Shelley: And signal matters. You do the best with what you have, although that’s no excuse because we all stream. So, there’s that audience. If you can’t pick me up from your office, then put me on your computer. If you have a signal limitation, that is against you, but you work around that by putting your show on the Internet.
THE TOKYO TOWER
Hey, Godzilla, eat your heart out.
Not even the biggest, baddest, coolest monster is capable of tackling the Tokyo Tower alone. The staggering combination of spicy salmon, spicy tuna, spicy crab salad on top and avocado slices stacked atop a base of white rice, a bed of lettuce and calamari and four distinct sauces looks almost too good to touch.
The unabashed Jaconette wields his chopsticks and demolishes it so that we can portion this gorgeous monster. Note to future diners at Ju Sushi and Lounge: Do yourself and favor and order this, but bring a friend.
Stellafly: Does the Grand Rapids media market play bigger than its actual size?
Dave: I do think so sometimes, especially when we have some of these signature events. It has big-city amenities and a bit of a small-town feel.
Shelley: I’ll just agree. Look at how much Grand Rapids has grown in just the last five years. We do so much to make sure we’re on top of those stories – the ArtPrizes, the LaughFests and the floodings. I think we’ve got a lot to be proud of with our local coverage, and we have to step up to the plate and do our best.

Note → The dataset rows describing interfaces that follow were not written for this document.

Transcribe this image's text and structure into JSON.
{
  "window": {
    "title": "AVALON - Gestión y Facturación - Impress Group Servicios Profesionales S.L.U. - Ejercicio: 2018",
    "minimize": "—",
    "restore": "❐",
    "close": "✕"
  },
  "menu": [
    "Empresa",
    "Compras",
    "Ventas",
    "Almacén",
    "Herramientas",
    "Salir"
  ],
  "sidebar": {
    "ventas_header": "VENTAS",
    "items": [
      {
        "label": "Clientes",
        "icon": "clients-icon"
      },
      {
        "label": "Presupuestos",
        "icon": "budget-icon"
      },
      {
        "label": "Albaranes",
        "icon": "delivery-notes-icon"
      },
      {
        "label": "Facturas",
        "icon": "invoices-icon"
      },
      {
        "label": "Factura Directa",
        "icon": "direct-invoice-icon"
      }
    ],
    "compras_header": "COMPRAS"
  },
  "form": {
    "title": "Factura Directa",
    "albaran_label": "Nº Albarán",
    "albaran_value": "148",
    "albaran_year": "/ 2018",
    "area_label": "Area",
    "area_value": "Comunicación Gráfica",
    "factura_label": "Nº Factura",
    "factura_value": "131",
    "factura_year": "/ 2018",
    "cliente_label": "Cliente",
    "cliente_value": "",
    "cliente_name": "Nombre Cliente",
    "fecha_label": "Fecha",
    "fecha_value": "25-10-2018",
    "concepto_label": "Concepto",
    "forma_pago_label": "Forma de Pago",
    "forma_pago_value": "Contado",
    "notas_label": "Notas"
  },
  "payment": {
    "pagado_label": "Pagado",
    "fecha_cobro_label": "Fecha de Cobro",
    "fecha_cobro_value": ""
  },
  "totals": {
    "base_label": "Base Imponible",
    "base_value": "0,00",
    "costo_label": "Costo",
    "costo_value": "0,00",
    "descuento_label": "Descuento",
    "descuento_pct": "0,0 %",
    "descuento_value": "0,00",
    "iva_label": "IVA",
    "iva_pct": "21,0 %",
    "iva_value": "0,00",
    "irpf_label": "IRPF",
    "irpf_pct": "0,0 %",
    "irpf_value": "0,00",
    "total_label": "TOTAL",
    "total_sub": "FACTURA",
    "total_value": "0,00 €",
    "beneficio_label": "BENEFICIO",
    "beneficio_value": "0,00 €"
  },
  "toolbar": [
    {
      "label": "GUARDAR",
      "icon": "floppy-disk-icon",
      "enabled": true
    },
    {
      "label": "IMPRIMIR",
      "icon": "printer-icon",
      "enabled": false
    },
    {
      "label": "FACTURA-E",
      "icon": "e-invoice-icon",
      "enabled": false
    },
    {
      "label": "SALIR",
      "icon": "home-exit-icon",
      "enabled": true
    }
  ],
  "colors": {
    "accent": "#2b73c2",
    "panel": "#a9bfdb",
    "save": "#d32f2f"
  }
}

It’s a surprise any of us have room for sweets at the end of the meal.
Yet, the carrot cake, flour-less chocolate cake and homemade Tiramisu ice cream, are impossible to resist.
Stellafly: Impressions of the meal?
Shelley: If a full stomach is an impression of a meal well-served and well-ingested, then I give it an A. I don’t have a lot of sushi, so this is a new taste to me. I’m a carbo and rice person and I occasionally sneak in a bite of carrot cake. From the extremes, this made my day.
Dave: How comfortable were you with the chopsticks?
Shelley: I was not comfortable with the chopsticks and they did not work for me.
Dave: I am crazy about edamame and I enjoyed those and the ginger salad. The crab pizza was terrific. I think out of the other courses my favorite was the Tokyo Tower. It was unusual and you get to destroy it. It was all part of the process.
I did not try the Playboy roll, which was Shelley’s favorite, because it had shrimp in it. I did not want to tempt fate too much because it would’ve taken a team of you to restart my heart. I did enjoy some of the Red Dragon, which had a teeny bit of shrimp in it and the Sunshineroll was great. And the desserts were great.
JU SUSHI & LOUNGE
Location: 1144 E. Paris. Ave. SE, Suite 9, Grand Rapids 49546
Hours: 11 a.m. until 10 p.m. Monday through Thursday; 11 a.m. until midnight Friday and Saturday; noon until 9 p.m. Sunday. Happy hour from 3-6 p.m.
Fare: Impressive selection of the freshest sushi in Grand Rapids artistically and expertly prepared.
Ambience: Hip, modern, warm and inviting. Ju (meaning pearl) features a large main dining room and full bar, plus a private room seating 30-35 people with a 60-inch flat-screen television and a glassed-in wall on the second floor overlooking the main eating area. It has been open for almost two years and is planning to be part of Restaurant Week in Grand Rapids this year.